A failure to consult will not affect the validity of any change. However, employers may be at risk of a financial penalty of up to £50,000 (or £5,000 if the employer is an individual) which may be imposed by the Pensions Regulator. The Pensions Regulator has the power to waive certain requirements of the Consultation Regulations, but only if it is satisfied that such waiver is necessary in order to protect the interests of the generality of the members of the scheme.
In IBM UK Holdings Limited and another v Dalgleish and others , the High Court held that the defective consultation process amounted to a breach of the employer’s contractual duty of good faith.
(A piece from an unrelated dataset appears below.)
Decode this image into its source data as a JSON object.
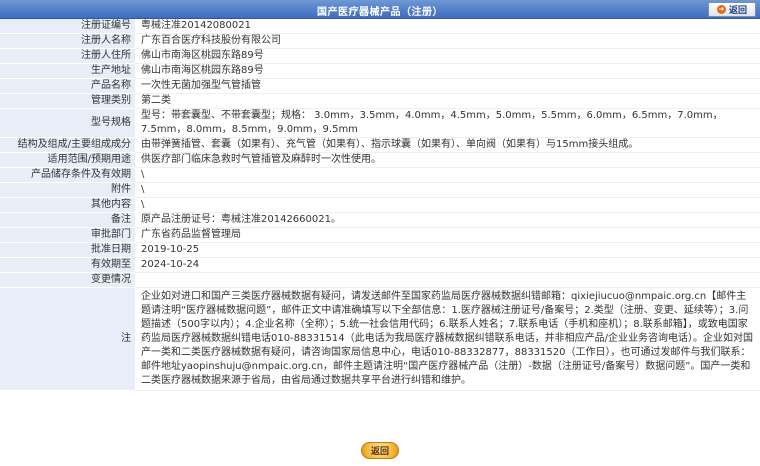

Although a number of the findings in the High Court’s decision were successfully challenged on appeal, this finding was not challenged. The Court of Appeal therefore considered the remedies that would be available to members in respect of this breach of the employer’s contractual duty. The Court held that the remedies set out in the Consultation Regulations did not affect any other remedies which might be available to members for breach of contract. It is therefore possible for members to bring a claim for damages in respect of a failure to comply with the Consultation Regulations. However, in practice it may be hard for members to establish that the outcome of the consultation would have been different even if the correct process had been followed.
For more detail on the IBM decision, please see our September 2017 briefing.
The consultation process does not require employers to obtain member consent to changes. However, if benefit changes are proposed, the 60 day consultation period will have to be factored into employers' implementation plans. Employers who ignore the consultation requirements are at risk of reputational damage and/or a penalty being imposed by the Pensions Regulator, although this would not mean that the scheme change itself would be invalidated. There is also the possibility that members could bring claims for damages as a result of a breach of the employer’s contractual duty of good faith. It is also possible that, where the amendment power under the scheme rules is jointly exercised by the employer and the trustees, the trustees may refuse to agree to the proposed changes.
This was included as a listed change with effect from 6 April 2012, following the government’s switch from using the Retail Prices Index to the Consumer Prices Index for the purposes of statutory revaluation and indexation.
En France, plus de 900 000 tonnes d’hydrogène sont produites chaque année pour couvrir les besoins de l’industrie française.